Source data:
========================================

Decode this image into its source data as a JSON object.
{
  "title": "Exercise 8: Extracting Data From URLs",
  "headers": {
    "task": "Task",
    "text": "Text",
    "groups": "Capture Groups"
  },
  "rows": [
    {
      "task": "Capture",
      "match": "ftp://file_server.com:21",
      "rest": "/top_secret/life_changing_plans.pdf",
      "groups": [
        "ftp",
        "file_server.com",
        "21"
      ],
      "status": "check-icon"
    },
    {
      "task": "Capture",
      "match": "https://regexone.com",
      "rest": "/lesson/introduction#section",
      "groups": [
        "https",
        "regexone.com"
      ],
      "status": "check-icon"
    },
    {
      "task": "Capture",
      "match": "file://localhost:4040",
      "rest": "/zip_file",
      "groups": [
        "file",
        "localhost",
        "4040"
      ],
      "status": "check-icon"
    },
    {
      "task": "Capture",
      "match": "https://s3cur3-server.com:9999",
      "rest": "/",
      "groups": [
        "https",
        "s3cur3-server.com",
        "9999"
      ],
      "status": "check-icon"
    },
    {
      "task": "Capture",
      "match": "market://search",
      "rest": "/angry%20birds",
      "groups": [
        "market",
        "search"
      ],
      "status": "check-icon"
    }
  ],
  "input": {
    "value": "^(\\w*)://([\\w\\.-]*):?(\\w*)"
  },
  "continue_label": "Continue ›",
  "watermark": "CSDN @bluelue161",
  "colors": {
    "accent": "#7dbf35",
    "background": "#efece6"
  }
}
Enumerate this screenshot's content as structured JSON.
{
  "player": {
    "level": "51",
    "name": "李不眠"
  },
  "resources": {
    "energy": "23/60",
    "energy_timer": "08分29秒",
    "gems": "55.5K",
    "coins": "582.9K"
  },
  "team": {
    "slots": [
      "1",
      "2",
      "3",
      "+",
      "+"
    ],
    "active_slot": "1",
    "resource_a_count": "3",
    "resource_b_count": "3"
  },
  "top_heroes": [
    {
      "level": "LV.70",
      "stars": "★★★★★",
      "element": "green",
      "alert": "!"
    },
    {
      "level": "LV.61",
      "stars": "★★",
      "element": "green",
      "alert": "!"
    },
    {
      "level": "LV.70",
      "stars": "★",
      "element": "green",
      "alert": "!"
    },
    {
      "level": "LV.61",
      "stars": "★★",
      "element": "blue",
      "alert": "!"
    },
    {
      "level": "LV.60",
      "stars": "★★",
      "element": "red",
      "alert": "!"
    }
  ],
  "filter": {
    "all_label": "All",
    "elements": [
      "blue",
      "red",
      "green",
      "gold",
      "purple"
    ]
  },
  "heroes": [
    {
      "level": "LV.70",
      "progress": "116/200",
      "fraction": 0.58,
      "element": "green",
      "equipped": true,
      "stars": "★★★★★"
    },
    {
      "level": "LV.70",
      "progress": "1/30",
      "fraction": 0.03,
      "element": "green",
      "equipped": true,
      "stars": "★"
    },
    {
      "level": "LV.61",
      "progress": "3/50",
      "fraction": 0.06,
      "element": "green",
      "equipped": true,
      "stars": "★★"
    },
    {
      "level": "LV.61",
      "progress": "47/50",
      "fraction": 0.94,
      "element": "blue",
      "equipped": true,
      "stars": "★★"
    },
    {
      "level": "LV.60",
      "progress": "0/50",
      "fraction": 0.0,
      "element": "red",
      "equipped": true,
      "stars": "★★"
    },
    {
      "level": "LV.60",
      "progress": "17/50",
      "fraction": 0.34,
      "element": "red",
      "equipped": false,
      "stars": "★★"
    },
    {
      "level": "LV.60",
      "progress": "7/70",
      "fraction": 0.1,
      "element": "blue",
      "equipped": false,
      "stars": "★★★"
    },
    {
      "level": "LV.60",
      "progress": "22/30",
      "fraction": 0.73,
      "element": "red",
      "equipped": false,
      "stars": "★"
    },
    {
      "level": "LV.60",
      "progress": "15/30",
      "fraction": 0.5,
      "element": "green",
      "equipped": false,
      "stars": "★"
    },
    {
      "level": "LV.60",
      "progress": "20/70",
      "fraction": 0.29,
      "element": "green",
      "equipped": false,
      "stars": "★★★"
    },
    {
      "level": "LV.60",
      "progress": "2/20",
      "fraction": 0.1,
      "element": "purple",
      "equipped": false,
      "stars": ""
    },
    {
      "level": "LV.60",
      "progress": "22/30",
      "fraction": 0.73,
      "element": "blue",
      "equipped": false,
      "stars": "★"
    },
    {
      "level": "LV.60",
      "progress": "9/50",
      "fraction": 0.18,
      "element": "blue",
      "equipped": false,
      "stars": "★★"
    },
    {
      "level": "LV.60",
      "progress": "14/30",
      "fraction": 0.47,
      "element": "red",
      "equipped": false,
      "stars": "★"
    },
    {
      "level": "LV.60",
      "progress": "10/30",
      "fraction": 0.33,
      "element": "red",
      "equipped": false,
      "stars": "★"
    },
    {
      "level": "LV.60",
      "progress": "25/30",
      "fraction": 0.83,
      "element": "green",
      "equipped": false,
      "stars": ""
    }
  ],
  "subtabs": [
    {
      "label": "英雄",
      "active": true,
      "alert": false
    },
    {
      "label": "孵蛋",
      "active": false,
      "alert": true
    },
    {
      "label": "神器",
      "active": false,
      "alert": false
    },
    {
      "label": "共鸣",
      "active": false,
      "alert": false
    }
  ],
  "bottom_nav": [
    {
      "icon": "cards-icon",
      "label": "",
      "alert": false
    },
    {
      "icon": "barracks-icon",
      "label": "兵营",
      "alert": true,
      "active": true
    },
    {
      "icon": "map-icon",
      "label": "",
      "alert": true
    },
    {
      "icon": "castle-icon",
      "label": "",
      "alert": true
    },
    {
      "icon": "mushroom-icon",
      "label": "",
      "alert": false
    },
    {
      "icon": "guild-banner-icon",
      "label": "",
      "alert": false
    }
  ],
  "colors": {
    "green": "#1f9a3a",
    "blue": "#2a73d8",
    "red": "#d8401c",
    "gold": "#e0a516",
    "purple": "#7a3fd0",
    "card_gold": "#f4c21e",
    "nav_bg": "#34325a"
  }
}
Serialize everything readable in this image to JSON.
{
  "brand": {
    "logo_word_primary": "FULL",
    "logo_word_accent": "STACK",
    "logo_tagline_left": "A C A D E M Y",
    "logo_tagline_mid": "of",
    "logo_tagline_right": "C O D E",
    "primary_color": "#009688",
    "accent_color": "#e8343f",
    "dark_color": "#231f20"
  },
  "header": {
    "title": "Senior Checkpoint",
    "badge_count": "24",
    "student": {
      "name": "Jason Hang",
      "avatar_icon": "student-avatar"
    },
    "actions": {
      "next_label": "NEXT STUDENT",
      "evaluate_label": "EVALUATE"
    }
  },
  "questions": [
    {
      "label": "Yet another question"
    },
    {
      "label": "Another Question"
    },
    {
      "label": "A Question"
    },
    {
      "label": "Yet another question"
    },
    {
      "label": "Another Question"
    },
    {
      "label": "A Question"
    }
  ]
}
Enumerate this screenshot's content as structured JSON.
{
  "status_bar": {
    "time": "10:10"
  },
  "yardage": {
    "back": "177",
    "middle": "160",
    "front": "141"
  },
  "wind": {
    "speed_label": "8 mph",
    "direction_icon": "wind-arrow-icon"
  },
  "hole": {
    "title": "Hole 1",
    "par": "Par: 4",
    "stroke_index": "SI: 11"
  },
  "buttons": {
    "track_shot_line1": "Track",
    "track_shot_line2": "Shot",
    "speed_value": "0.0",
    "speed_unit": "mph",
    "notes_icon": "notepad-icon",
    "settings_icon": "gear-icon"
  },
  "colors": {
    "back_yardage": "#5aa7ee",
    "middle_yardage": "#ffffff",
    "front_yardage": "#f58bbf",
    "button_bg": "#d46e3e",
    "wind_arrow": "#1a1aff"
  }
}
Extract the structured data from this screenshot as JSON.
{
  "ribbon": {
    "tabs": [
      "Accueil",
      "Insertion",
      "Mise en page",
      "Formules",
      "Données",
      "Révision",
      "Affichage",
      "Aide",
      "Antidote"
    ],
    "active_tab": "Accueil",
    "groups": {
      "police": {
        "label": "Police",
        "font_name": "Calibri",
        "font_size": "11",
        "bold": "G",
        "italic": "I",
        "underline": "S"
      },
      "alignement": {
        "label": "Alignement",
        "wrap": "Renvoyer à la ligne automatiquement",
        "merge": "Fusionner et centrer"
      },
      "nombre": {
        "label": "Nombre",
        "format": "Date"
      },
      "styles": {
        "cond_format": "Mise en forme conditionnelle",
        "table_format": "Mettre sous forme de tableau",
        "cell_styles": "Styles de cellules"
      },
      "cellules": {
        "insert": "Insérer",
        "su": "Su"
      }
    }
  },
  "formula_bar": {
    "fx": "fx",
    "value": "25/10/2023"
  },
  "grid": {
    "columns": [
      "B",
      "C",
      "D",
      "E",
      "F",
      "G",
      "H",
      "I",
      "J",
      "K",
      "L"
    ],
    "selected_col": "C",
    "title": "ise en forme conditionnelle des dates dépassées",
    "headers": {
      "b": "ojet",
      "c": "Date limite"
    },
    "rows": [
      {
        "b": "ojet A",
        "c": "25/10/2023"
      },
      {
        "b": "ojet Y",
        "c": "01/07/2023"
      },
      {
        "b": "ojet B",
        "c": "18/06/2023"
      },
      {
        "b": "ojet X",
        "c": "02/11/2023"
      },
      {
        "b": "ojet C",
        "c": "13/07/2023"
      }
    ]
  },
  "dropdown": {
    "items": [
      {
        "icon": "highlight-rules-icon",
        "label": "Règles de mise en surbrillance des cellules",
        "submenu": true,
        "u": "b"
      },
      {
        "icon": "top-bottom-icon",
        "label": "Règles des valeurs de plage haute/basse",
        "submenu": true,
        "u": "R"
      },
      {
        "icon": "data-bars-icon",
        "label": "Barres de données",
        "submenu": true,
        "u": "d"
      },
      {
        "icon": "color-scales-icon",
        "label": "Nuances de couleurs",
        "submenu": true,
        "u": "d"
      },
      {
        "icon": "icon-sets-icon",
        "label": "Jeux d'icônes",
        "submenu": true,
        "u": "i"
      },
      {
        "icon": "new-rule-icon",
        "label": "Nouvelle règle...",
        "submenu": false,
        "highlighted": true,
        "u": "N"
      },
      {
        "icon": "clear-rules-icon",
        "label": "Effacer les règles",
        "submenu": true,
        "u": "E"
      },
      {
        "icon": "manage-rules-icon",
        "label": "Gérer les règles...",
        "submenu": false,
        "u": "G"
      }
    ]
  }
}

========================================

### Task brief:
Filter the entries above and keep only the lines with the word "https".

### Written reply:
      "match": "https://regexone.com",
        "https",
      "match": "https://s3cur3-server.com:9999",
        "https",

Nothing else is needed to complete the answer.